Yup, there's no doubting the vinous theme here - or its intentions to trumpet Portuguese wines. "Portugal has immense possibilities as a wine region. As a country it needs to encourage winemakers to take charge of their own destinies and not wait for the government to help them," urges the Yeatman's altruistic chief executive Adrian Bridge.

Bridge, and the team at the Yeatman, is almost single handedly doing just that - you would be hard pushed to find a better platform for Portuguese wines than here. The Christmas wine-tasting event is just one of many initiatives that they have put into place to showcase the country's wines (and the Yeatman), from their Thursday winemaker dinners to the busy online wine shop, which of course includes a spotlight on its own wines - the hotel is owned by the Taylor Fladgate Partnership.

With Portuguese pop belting out of the speakers, winemakers are upbeat about the recent tricky harvest, citing quality grapes, albeit half the quantity, and talk terroir with guests. Each are allowed to show just two wines - singling out those that have the most Christmas food-matching potential, and which the public can either cart home by the bottle or case from the on-site wine shop, or order online, from the newly relaunched website.

"This is great with smoked salmon," declares Pedro Araujo of Quinta do Ameal in Vinho Verde country, pouring an aromatic, elegantly structured, gently oaked Loureiro 2009. He also makes a passito with the same grape, which will work with the festive period's sweeter dishes, he suggests, both available in the UK through Raymond Reynolds.

His latest project, however, is a natural wine, made with no sulphur. "It's a tribute to the soil," he says, confirming buoyant sales across his range (especially in Australia) despite the recession. "Consumers are looking for something new," he shrugs.

Douro winemaker Tiago Alves de Sousa agrees. "This year is our 20th anniversary of making wines here so we've gone through every stage - from nobody knowing anything about our grapes, to people grappling with the strange-sounding varieties. Now we get consumers buying our wine because they are bored with the homogeneity. They are looking for a new world of flavours and Portuguese wine offers that," he says, pouring his intriguing 2005 Douro white made from Port grapes, which pays homage to the Port white winemaking tradition and plays around with 48-hour skin contact and oxygenation. Alves de Sousa also reports that it works well with smoked meats - even the Christmas bird itself (available in the UK from Top Selection).

Though Esporão is showing another possible Christmas bird alternative - a distinctly un-Portuguese blend of Semillon, Marsanne and Roussanne. Though this is the exception to the mostly Portuguese variety rule at Esporão, says winemaker Sandra Alves, one of a growing number of female winemakers in the country.
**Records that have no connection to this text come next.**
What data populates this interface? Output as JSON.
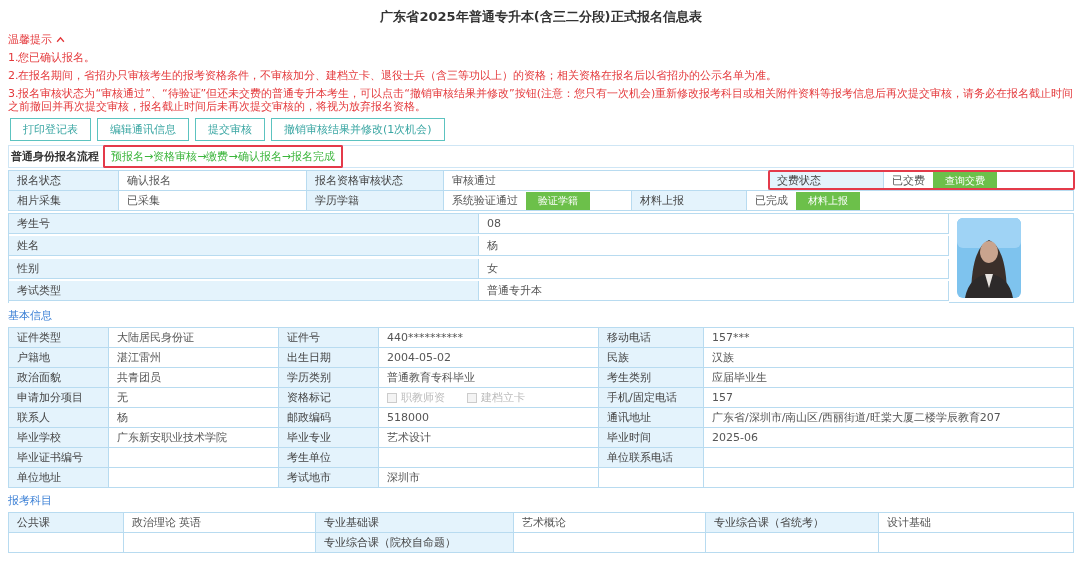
{
  "title": "广东省2025年普通专升本(含三二分段)正式报名信息表",
  "notice": {
    "heading": "温馨提示",
    "expanded": true,
    "items": [
      "1.您已确认报名。",
      "2.在报名期间，省招办只审核考生的报考资格条件，不审核加分、建档立卡、退役士兵（含三等功以上）的资格；相关资格在报名后以省招办的公示名单为准。",
      "3.报名审核状态为“审核通过”、“待验证”但还未交费的普通专升本考生，可以点击“撤销审核结果并修改”按钮(注意：您只有一次机会)重新修改报考科目或相关附件资料等报考信息后再次提交审核，请务必在报名截止时间之前撤回并再次提交审核，报名截止时间后未再次提交审核的，将视为放弃报名资格。"
    ]
  },
  "actions": [
    "打印登记表",
    "编辑通讯信息",
    "提交审核",
    "撤销审核结果并修改(1次机会)"
  ],
  "flow": {
    "label": "普通身份报名流程",
    "steps": "预报名→资格审核→缴费→确认报名→报名完成",
    "highlighted": true
  },
  "status": {
    "rows": [
      [
        {
          "label": "报名状态",
          "value": "确认报名"
        },
        {
          "label": "报名资格审核状态",
          "value": "审核通过"
        },
        {
          "label": "交费状态",
          "value": "已交费",
          "button": "查询交费",
          "highlighted": true
        }
      ],
      [
        {
          "label": "相片采集",
          "value": "已采集"
        },
        {
          "label": "学历学籍",
          "value": "系统验证通过",
          "button": "验证学籍"
        },
        {
          "label": "材料上报",
          "value": "已完成",
          "button": "材料上报"
        }
      ]
    ]
  },
  "candidate": [
    {
      "label": "考生号",
      "value": "08"
    },
    {
      "label": "姓名",
      "value": "杨"
    },
    {
      "label": "性别",
      "value": "女"
    },
    {
      "label": "考试类型",
      "value": "普通专升本"
    }
  ],
  "basic": {
    "heading": "基本信息",
    "rows": [
      [
        {
          "label": "证件类型",
          "value": "大陆居民身份证"
        },
        {
          "label": "证件号",
          "value": "440**********"
        },
        {
          "label": "移动电话",
          "value": "157***"
        }
      ],
      [
        {
          "label": "户籍地",
          "value": "湛江雷州"
        },
        {
          "label": "出生日期",
          "value": "2004-05-02"
        },
        {
          "label": "民族",
          "value": "汉族"
        }
      ],
      [
        {
          "label": "政治面貌",
          "value": "共青团员"
        },
        {
          "label": "学历类别",
          "value": "普通教育专科毕业"
        },
        {
          "label": "考生类别",
          "value": "应届毕业生"
        }
      ],
      [
        {
          "label": "申请加分项目",
          "value": "无"
        },
        {
          "label": "资格标记",
          "checks": [
            {
              "label": "职教师资",
              "checked": false,
              "disabled": true
            },
            {
              "label": "建档立卡",
              "checked": false,
              "disabled": true
            }
          ]
        },
        {
          "label": "手机/固定电话",
          "value": "157"
        }
      ],
      [
        {
          "label": "联系人",
          "value": "杨"
        },
        {
          "label": "邮政编码",
          "value": "518000"
        },
        {
          "label": "通讯地址",
          "value": "广东省/深圳市/南山区/西丽街道/旺棠大厦二楼学辰教育207"
        }
      ],
      [
        {
          "label": "毕业学校",
          "value": "广东新安职业技术学院"
        },
        {
          "label": "毕业专业",
          "value": "艺术设计"
        },
        {
          "label": "毕业时间",
          "value": "2025-06"
        }
      ],
      [
        {
          "label": "毕业证书编号"
        },
        {
          "label": "考生单位"
        },
        {
          "label": "单位联系电话"
        }
      ],
      [
        {
          "label": "单位地址"
        },
        {
          "label": "考试地市",
          "value": "深圳市"
        },
        null
      ]
    ]
  },
  "subjects": {
    "heading": "报考科目",
    "rows": [
      [
        {
          "label": "公共课",
          "value": "政治理论 英语"
        },
        {
          "label": "专业基础课",
          "value": "艺术概论"
        },
        {
          "label": "专业综合课（省统考）",
          "value": "设计基础"
        }
      ],
      [
        null,
        {
          "label": "专业综合课（院校自命题）"
        },
        null
      ]
    ]
  }
}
"We now have over 200 different Portuguese varieties growing in our vineyards and the plan is to build a winery just for these grapes," Alves reports, revealing her favourite new old variety for its finesse and minerality, called Amor não ne Deixes, which translates as 'love don't leave me', a fittingly festive note.

Best Christmas match of the event in the end, however, went to Taylor's own tawny and Portuguese Christmas Eve treat rabanadas, basically French toast sprinkled with cinnamon - one tradition I will definitely be adopting.